Police Scotland Chief Constable Iain Livingstone has thanked the public for their overwhelming support and co-operation through the first week of new regulations on social distancing designed to save lives and protect the NHS during the coronavirus (COVID-19) outbreak.
Across the whole of Scotland, officers issued just 144 fixed penalty notices, with 20 being in the North East under new legislation underpinning the important guidance between Friday, 27 March and Wednesday, 1 April.
With the vast majority of people complying with social distancing guidelines, officers were required to issue fixed penalty notices where individuals persistently flouted the regulations or refused to co-operate with requests to comply.
During one incident in Paisley on Saturday, 28 March, three penalty notices were issued to a group of men who had no reasonable excuse to be together in a van and who said they had no intention of adhering to the regulations.
In Aberdeen on Tuesday, 31 March, six penalty notices were issued following a report of a house party where the occupants refused to desist.
The Chief Constable said
People recognise that it is their duty to adhere to these guidelines to protect their fellow citizens, ease the strain on the health service, and collectively save lives.
Everyone must contribute to the national effort to respond to the coronavirus outbreak and I am grateful to the vast majority who have made significant changes to their daily habits and routines.
I expect the high levels of co-operation to continue as awareness and understanding of the guidance increases. Stay indoors, stay safe, protect the NHS, and save lives.
The Police Service of Scotland will continue to play its part, engaging with people, establishing their individual circumstances and explaining the risks to public health of failing to comply with guidance.
Officers and the public must take a common sense approach to this unique emergency.
We will always encourage compliance but, as a last resort, we will use the enforcement powers which are in place.
I am clear that policing in Scotland gains its legitimacy and authority from the consent and support of the public. Everything we do will be done in a fair, reasonable, and proportionate manner.
The Coronavirus Act 2020 allows officers to enforce the testing of individuals with suspected coronavirus.
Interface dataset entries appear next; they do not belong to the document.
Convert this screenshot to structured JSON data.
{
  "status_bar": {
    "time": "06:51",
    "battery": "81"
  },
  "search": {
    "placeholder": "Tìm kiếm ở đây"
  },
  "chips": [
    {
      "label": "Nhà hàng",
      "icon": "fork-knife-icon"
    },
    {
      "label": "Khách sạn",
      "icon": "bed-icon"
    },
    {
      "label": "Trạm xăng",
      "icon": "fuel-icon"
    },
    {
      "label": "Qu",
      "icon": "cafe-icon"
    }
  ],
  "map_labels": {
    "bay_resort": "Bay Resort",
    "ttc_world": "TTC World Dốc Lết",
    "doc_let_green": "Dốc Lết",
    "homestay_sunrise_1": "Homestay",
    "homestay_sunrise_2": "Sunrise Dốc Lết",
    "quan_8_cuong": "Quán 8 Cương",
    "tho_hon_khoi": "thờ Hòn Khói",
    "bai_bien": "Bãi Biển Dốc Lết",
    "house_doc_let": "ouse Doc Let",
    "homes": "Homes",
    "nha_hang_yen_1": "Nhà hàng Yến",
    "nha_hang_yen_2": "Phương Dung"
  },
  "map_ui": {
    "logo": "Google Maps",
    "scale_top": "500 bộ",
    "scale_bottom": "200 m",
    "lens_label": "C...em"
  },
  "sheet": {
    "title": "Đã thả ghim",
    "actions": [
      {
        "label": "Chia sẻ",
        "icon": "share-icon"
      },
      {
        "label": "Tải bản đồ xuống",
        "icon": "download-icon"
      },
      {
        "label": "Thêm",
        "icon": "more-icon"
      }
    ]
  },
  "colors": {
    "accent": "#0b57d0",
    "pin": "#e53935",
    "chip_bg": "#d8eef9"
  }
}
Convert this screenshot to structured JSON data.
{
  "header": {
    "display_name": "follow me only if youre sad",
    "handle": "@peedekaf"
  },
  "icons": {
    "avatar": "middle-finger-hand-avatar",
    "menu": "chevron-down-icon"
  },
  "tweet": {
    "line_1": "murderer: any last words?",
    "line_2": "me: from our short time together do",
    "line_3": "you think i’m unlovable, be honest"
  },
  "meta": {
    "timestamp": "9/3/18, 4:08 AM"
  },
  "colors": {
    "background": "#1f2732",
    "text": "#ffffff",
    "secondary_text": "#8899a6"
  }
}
It also allows for the closure of events, gatherings and premises.
The Health Protection (Coronavirus) (Restrictions) (Scotland) Regulations 2020 allow officers to close businesses and premises which flout the government’s guidance.
The regulations give officers the power to enforce social distancing among the wider public, with the sanction of penalty notices where there has been an offence.
Police Scotland can issue penalty notices of £60, reduced to £30 if paid within 28 days, where they have reason to believe there has been an offence under the regulations.
Due to the exceptional nature of these powers, the regulations will be reviewed at least every 21 days to ensure they are still necessary.
Justice Secretary Humza Yousaf said
Everyone should be staying at home wherever possible and I am hugely encouraged by the high levels of compliance around the country after the first week of these rules being in force.
These rules are in place to slow down the spread of COVID-19 which will protect the NHS and save lives. While Police Scotland have powers of enforcement, I expect that these will be used only as a last resort, and that the vast majority of people will use their common sense and play a full part in this country-wide effort.
National Clinical Director Jason Leitch said
The best way of slowing down the spread of coronavirus is social distancing, so I must thank Police Scotland for working with members of the public to keep them safe and encourage them to comply with these regulations.
I would remind everyone that if you do have to leave your house for any of the essential reasons – food, medicine, care, exercise or work, and you absolutely cannot do them at home – then please stay two metres away from people you don’t live with, and keep human contact as limited as possible.
A division covering the North East of Scotland saw the second-highest number of Fixed Penalty Notices issued, with Greater Glasgow having the most at 46.
Divisional breakdown of Fixed Penalty Notices issued from March 27 to 1 April.
A – North East (20)
C – Forth Valley (6)
D – Tayside (1)
E – Edinburgh (4)
G – Greater Glasgow (46)
J – The Lothians & Scottish Borders (9)
K – Renfrewshire & Inverclyde (8)
L – Argyll & West Dunbartonshire (9)
N – Highland & Islands (1)
P – Fife (4)
Q – Lanarkshire (17)
U – Ayrshire (18)
V – Dumfries & Galloway (1)